Utilising Earth Observational (EO) techniques and data sets to detect and monitor insect pest disturbance events, impacts on tree health and rates of tree mortality within forest ecosystems.
Insect disturbance events within forest ecosystems are becoming increasingly more common, mainly in response to changing climate patterns, or through the accidental introduction of invasive pests into new areas. This project will contribute to the development of novel techniques to predict insect outbreaks, monitor existing pest populations and the resulting defoliation or tree mortality that they may cause, as well as having the potential to improve the response and management approaches through the early detection of symptoms induced by new and emerging pests.
Current ground-based assessments of tree growth, canopy condition, rates of defoliation and assessing population densities of specific insect pests are notoriously labour intensive, time consuming and often need to be conducted over multiple years.
Earth Observational (EO) techniques and the resulting data sets that these methodologies generate now make it feasible for the early detection of major disturbance events, particularly those caused by forest insect pests. There have been numerous studies that have demonstrated how EO techniques can be used to map and monitor insect outbreaks and the resulting damage incurred. Hence in light of the current threats that are facing UK forests from both invasive wood boring insects (e.g. Asian longhorn beetle, Ips typographus, emerald ash borer, bronze birch borer), as well as concern over defoliating insects in both deciduous and coniferous forests (e.g. oak lace bug, spruce budworm moths etc) there is now a real need to further develop and utilise these novel EO techniques to monitor forest health more effectively.
The successful applicant will initially use FR existing data sets to calibrate historical EO information with previous ground-based assessments. They will then develop the project to:
• Identify whether EO techniques can be used as early detection systems that can highlight imminent pest outbreak hotspots e.g. can they detect individual or small clusters of tree mortality caused by, for example, the bark beetle Dendroctonus micans.
• Assess the feasibility of using EO techniques to monitor existing insect pest issues, such as the green spruce aphid (Elatobium abietinum), by identifying areas/regions that are becoming more susceptible under changing climatic conditions.
• Examine the potential for EO data to help quantify tree growth losses caused by significant defoliation events linked to high insect pest ‘outbreak’ episodes.
• Determine whether it is possible to remotely identify forest areas that are susceptible to specific environmental conditions (e.g. drought) that may predispose forest stands to insect (and disease) issues.
This is an opportunity to join a growing and vibrant team of postgraduates and staff at Bangor studying various aspects of forestry, agriculture, and land use, and to work with scientists at Forest Research, Great Britain’s principal organisation for forestry and tree related research (www.forestresearch.gov.uk).

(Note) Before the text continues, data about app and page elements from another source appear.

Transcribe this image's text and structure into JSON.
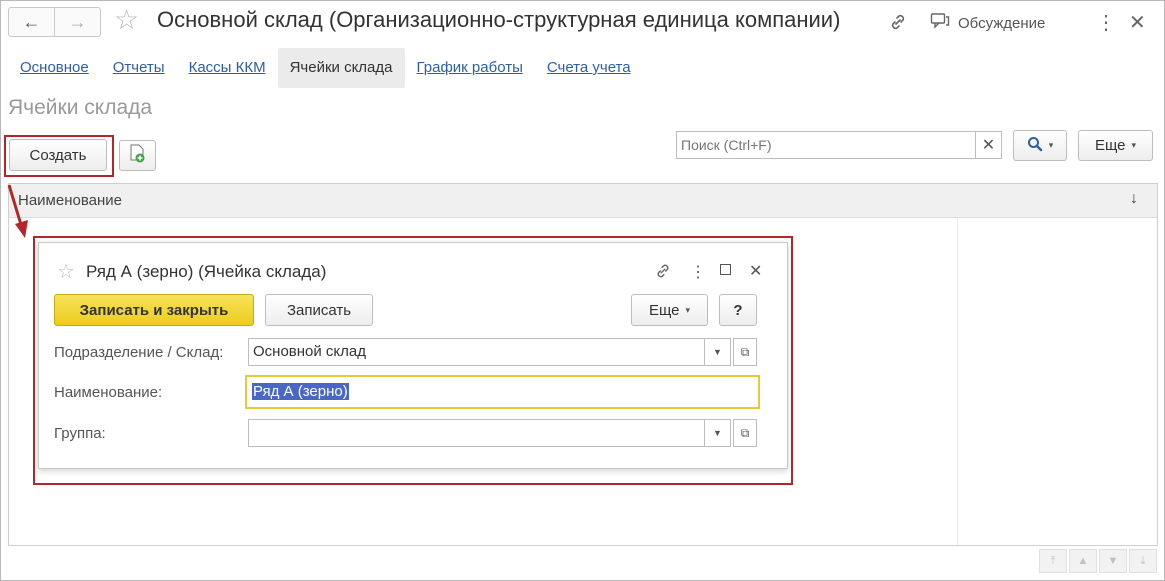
{
  "window": {
    "title": "Основной склад (Организационно-структурная единица компании)",
    "discussion_label": "Обсуждение"
  },
  "tabs": [
    {
      "label": "Основное"
    },
    {
      "label": "Отчеты"
    },
    {
      "label": "Кассы ККМ"
    },
    {
      "label": "Ячейки склада"
    },
    {
      "label": "График работы"
    },
    {
      "label": "Счета учета"
    }
  ],
  "section": {
    "title": "Ячейки склада"
  },
  "toolbar": {
    "create_label": "Создать",
    "search_placeholder": "Поиск (Ctrl+F)",
    "more_label": "Еще"
  },
  "list": {
    "column_header": "Наименование",
    "sort_indicator": "↓"
  },
  "dialog": {
    "title": "Ряд А (зерно) (Ячейка склада)",
    "save_close_label": "Записать и закрыть",
    "save_label": "Записать",
    "more_label": "Еще",
    "help_label": "?",
    "fields": {
      "department_label": "Подразделение / Склад:",
      "department_value": "Основной склад",
      "name_label": "Наименование:",
      "name_value": "Ряд А (зерно)",
      "group_label": "Группа:",
      "group_value": ""
    }
  },
  "colors": {
    "highlight": "#b3272a",
    "link": "#2d5ea8",
    "primary_button": "#f2d733"
  }
}
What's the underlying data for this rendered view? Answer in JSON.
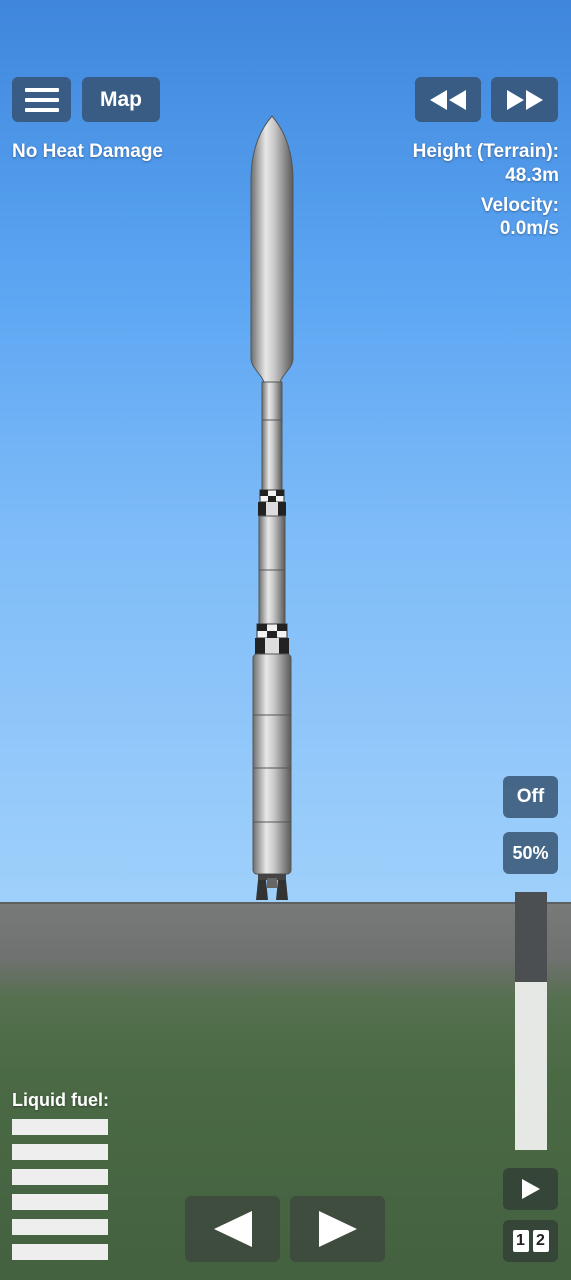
{
  "hud": {
    "menu_icon": "hamburger-menu-icon",
    "map_label": "Map",
    "rewind_icon": "rewind-icon",
    "fast_forward_icon": "fast-forward-icon",
    "heat_status": "No Heat Damage",
    "height_label": "Height (Terrain):",
    "height_value": "48.3m",
    "velocity_label": "Velocity:",
    "velocity_value": "0.0m/s"
  },
  "controls": {
    "engine_toggle_label": "Off",
    "throttle_label": "50%",
    "throttle_level": 0.65,
    "play_icon": "play-icon",
    "stage_digits": [
      "1",
      "2"
    ],
    "rotate_left_icon": "rotate-left-arrow-icon",
    "rotate_right_icon": "rotate-right-arrow-icon"
  },
  "fuel": {
    "label": "Liquid fuel:",
    "bars": 6
  },
  "colors": {
    "sky_top": "#3f86dc",
    "sky_bottom": "#9fd0fb",
    "ground": "#4a6a44",
    "button_bg": "#35506e",
    "throttle_empty": "#e6e8e6",
    "throttle_filled": "#4b4f52"
  }
}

Supervisors: Dr Rubén Valbuena, Bangor University ([email protected]
), Dr David Williams (Forest Research), and Dr Andy Smith (Bangor University).
The project is expected to begin in February 2020 and to continue for three years. To apply for this fully funded post please email a current CV and covering letter (2 A4 pages maximum) to [email protected]
, cc’d to Penny Dowdney [email protected]
by 30th January 2020.